To move a shape, first click on it and it will be outlined with a star in its center. Then click the black dot to which you want to move the shape. This will move the shape. If you want to return a moved shape, just click it and it will return to the bottom area. When all of the objects are placed, then a Check button will appear that allows you to check your solution. When successfully completed, a New Game button will appear so you can play again.

Good luck with the puzzles. Have fun and I hope they help you to better understand and master two set Venn diagrams. My next twister will be a three set Venn diagram – which will be even more challenging!

## SAT Math Blast – #6

September 9th, 2015 by John Lehet

Here’s the sixth SAT Math Blast for those preparing for the SAT this Fall.

 Topic – Geometry Level – Easy/Moderate Questions – 10

Remember, just select “START” to give it a try. Use the “NEXT” and “PREV” buttons to navigate and when you’ve answered all of the questions, select “COMPLETE”. You’re results will be posted. Also, you will be able to return to any of the questions to review (just select the question number in the results window).

As always, I hope you enjoyed this post. Please pass it onto others who may enjoy and please click LIKE below if you like it! (you need Adobe Flash in order to interactively run the above exam)

## Tuesday’s Twister #1 – Counting Shapes

December 30th, 2014 by John Lehet

In theory there is no difference between theory and practice. In practice there is.” – Yogi Berra

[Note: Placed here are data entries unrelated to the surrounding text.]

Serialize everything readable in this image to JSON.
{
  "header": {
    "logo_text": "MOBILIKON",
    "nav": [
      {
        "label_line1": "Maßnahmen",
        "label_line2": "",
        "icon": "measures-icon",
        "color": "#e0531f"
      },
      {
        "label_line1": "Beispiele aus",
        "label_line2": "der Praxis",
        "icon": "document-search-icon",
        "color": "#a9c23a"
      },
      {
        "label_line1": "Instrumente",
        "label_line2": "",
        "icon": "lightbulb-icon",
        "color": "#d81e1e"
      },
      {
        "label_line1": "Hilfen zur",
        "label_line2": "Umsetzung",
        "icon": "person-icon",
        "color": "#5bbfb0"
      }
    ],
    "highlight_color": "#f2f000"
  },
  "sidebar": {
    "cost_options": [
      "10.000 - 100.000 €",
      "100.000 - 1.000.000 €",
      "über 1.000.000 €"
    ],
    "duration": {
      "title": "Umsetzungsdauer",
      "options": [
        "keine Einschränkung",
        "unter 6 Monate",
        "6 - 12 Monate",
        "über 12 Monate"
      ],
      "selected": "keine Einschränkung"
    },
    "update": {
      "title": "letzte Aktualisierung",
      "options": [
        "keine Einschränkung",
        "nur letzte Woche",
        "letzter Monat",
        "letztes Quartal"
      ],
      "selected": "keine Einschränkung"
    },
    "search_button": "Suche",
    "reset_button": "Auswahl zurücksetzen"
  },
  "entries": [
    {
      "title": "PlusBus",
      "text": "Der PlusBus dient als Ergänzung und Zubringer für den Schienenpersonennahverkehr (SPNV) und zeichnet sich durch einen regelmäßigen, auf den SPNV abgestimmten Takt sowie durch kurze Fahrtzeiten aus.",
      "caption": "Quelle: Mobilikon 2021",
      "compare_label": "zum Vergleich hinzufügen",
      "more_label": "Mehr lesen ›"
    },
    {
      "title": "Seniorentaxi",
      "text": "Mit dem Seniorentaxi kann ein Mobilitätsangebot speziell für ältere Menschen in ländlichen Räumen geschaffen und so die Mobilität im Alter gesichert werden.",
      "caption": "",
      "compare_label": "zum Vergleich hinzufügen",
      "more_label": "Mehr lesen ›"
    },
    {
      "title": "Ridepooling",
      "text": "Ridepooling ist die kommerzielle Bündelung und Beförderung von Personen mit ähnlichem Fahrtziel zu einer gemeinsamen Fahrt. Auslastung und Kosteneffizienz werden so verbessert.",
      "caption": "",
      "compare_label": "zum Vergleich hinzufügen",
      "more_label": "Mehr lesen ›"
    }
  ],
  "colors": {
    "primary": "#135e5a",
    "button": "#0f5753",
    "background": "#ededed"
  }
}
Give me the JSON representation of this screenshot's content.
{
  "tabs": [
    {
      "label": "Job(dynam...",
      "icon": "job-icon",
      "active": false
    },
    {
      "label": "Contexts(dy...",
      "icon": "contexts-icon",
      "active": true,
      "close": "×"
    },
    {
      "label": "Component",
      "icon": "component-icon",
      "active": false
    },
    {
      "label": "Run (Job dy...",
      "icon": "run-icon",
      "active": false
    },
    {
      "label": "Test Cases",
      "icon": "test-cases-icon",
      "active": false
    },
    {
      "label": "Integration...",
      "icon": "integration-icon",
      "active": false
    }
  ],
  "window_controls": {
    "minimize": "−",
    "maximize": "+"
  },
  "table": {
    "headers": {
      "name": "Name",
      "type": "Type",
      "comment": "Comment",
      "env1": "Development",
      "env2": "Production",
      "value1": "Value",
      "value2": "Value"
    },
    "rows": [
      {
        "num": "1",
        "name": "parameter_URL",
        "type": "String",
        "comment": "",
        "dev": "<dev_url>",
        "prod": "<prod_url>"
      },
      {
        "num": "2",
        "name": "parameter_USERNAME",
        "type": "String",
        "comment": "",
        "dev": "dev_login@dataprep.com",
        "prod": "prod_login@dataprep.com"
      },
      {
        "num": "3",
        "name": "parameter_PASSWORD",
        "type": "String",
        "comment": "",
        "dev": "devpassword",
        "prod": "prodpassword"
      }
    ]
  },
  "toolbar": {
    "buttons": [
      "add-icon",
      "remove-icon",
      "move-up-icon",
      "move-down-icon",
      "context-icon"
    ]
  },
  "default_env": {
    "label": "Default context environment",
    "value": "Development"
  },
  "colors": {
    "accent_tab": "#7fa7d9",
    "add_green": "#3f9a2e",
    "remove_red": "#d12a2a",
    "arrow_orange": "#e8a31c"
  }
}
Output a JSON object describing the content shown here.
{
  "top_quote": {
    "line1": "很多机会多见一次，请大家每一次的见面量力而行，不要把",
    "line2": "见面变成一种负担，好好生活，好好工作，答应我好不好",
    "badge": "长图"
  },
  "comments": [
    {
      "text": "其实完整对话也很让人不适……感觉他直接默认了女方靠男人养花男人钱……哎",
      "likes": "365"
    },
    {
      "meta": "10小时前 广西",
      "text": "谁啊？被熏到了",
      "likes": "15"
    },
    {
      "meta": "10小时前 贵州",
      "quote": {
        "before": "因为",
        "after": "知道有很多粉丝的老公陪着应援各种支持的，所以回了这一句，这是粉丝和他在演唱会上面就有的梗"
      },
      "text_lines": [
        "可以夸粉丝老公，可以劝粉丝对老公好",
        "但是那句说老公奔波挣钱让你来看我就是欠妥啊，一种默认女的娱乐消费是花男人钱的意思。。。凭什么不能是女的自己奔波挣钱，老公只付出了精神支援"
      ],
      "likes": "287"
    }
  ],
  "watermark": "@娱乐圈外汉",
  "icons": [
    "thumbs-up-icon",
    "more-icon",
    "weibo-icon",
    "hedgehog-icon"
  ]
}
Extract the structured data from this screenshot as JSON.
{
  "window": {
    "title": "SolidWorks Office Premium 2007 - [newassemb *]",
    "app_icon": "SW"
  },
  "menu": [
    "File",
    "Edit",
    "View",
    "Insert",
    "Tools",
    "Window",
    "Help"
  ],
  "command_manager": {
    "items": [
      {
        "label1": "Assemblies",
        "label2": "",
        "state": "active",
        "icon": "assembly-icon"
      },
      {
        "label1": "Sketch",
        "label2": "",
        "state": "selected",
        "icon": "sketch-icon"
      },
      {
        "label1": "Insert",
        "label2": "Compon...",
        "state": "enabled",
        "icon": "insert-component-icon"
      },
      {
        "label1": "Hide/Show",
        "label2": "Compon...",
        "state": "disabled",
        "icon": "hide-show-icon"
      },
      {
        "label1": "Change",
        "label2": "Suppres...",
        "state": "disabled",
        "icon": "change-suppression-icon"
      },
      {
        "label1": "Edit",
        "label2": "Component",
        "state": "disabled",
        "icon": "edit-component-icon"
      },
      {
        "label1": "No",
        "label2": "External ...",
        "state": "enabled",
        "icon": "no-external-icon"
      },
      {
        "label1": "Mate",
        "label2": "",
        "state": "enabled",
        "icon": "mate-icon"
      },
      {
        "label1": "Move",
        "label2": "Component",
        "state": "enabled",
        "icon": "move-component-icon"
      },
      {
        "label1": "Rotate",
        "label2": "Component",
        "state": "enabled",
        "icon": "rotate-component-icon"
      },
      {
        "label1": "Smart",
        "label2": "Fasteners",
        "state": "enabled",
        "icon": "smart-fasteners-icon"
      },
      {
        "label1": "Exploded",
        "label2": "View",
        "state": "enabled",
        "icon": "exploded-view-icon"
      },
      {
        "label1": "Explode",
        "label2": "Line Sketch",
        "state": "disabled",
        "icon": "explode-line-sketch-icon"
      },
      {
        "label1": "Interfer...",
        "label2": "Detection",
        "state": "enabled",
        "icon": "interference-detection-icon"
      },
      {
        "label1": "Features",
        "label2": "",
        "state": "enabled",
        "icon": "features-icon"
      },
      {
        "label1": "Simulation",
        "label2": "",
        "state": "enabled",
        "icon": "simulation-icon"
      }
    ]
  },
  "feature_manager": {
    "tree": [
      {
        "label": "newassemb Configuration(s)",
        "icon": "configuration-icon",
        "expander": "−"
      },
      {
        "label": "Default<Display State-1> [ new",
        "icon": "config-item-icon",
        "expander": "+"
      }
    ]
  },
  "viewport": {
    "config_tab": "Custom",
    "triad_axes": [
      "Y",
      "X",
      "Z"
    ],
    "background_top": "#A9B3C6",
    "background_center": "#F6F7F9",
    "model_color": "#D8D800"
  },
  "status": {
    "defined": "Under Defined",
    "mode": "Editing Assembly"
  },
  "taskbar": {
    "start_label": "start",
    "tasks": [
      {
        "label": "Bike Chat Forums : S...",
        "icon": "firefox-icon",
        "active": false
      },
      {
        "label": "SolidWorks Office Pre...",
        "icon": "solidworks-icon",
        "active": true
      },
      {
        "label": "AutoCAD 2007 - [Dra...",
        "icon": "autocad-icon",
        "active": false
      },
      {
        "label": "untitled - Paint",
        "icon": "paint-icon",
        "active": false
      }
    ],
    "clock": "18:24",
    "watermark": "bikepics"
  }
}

Today is the start of a new puzzle series that I’ve named “Tuesday’s Twister”. Every Tuesday I will post a new puzzle.  I’m hoping that each Tuesday Twister that I post will be for all ages.  I’ve decided to kick things off with Counting Shapes as this was the most popular of the Holiday Puzzles.  Check out the Counting Shapes post from the 20th of December.

As with many puzzles, the concept of Counting Shapes puzzles is very straight-forward and getting an answer is very easy, but getting the correct answer is a bit more challenging.

In today’s puzzles, you will be presented with a picture which is a collection of squares. All you need to do is count how many squares are in each picture. I suggest that you take your time and count twice, as it is easy to miss a few on the first count.

Below is an interactive version with three puzzles. Enter your count in each of the three boxes and then select check. You will not be told which of the three (if any) are correct, only if all three are correct. The first puzzle is easier than the other two, but still take your time and good luck! Click here for a pdf version of the puzzle.

Good Luck and pass the puzzles onto others who may enjoy them! If you get stuck and would like the solutions, use the “Contact Us” button and we will reply.

In order to use the interactive puzzle, you need to have adobe flash enabled.

Here are a few hints:

the number of squares in the first puzzles is not 4; the number of squares in the second puzzle is greater than 10; and the number of squares in the third puzzle is greater than 20.

## Puzzle #9 – Shape Puzzles – Triangles

“I ran into Isosceles. He had a great idea for a new triangle!”
Woody Allen